PROMPT =
Copy out every line in the entries below that includes "icon".

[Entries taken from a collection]
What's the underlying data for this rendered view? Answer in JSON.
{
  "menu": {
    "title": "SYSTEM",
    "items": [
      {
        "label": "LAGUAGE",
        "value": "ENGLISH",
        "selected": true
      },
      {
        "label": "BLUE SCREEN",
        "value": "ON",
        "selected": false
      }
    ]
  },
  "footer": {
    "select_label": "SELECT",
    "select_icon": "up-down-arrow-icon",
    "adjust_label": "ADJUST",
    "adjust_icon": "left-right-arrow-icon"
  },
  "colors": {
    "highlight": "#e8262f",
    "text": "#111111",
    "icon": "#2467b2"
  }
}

RESULT OF THIS TASK =
    "select_icon": "up-down-arrow-icon",
    "adjust_icon": "left-right-arrow-icon"
    "icon": "#2467b2"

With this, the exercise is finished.